Each of us has a certain tolerance or capacity for stress. Stress can be an agent for good when we are getting ready for an important event – think about the last time you spoke in public – you likely encountered stress. Just last week, my family was hiking in Yellowstone and our bodies were under stress, which was quite strengthening.

However, for most leaders too much stress can lead to burnout and even physical issues such as heart attack and stroke. Many executives are resigning from leadership roles because the stress is too great.

It takes self-awareness and courage to admit you are stressed out. How do you assess stress? One clever acronym by Rook, Florent-Treacy and Kets de Vries, is useful. The acronym is A.P.G.A.R.

Many stress assessments are self-reported and may lead to self-deception. However, using this model may support your ability to assess your stress level.

Appearance – this includes sleep, physical state and weight. This could also include your overall physical health

Performance – the ability to complete your assigned job duties in a timely and accurate fashion

Growth and self-development – are you investing in yourself and gaining skill?

Affect Management – showing the proper emotion at the right time and being understood

Relationships – isolated or not connecting in your key primary relationships

How are you doing in these areas?

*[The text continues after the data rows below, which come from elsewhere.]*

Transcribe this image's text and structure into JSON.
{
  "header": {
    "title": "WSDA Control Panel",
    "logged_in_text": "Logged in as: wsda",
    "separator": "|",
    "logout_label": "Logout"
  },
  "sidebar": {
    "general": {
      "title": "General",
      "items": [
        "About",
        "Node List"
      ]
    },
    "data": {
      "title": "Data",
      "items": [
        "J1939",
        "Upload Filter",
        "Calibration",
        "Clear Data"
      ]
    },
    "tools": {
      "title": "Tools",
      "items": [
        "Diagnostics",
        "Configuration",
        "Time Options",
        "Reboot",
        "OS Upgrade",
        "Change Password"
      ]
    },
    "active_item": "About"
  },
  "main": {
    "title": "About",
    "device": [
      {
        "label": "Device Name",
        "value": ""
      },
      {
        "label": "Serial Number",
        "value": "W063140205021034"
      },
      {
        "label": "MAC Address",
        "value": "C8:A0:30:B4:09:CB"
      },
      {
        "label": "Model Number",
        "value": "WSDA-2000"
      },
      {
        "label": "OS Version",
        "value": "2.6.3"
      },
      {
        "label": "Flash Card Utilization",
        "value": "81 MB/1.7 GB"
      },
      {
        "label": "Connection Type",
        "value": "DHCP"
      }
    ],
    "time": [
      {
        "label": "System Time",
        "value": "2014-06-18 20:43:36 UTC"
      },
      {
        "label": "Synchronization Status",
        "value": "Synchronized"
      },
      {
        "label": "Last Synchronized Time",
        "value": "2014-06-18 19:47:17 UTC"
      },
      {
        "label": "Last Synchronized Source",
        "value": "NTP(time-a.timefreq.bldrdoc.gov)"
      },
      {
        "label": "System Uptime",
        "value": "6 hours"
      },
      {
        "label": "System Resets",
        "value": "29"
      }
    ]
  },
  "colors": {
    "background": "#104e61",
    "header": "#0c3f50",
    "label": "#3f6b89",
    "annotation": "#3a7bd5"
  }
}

Rank each of them and outline an action step for your lowest two to ensure you are managing stress and mitigating burnout.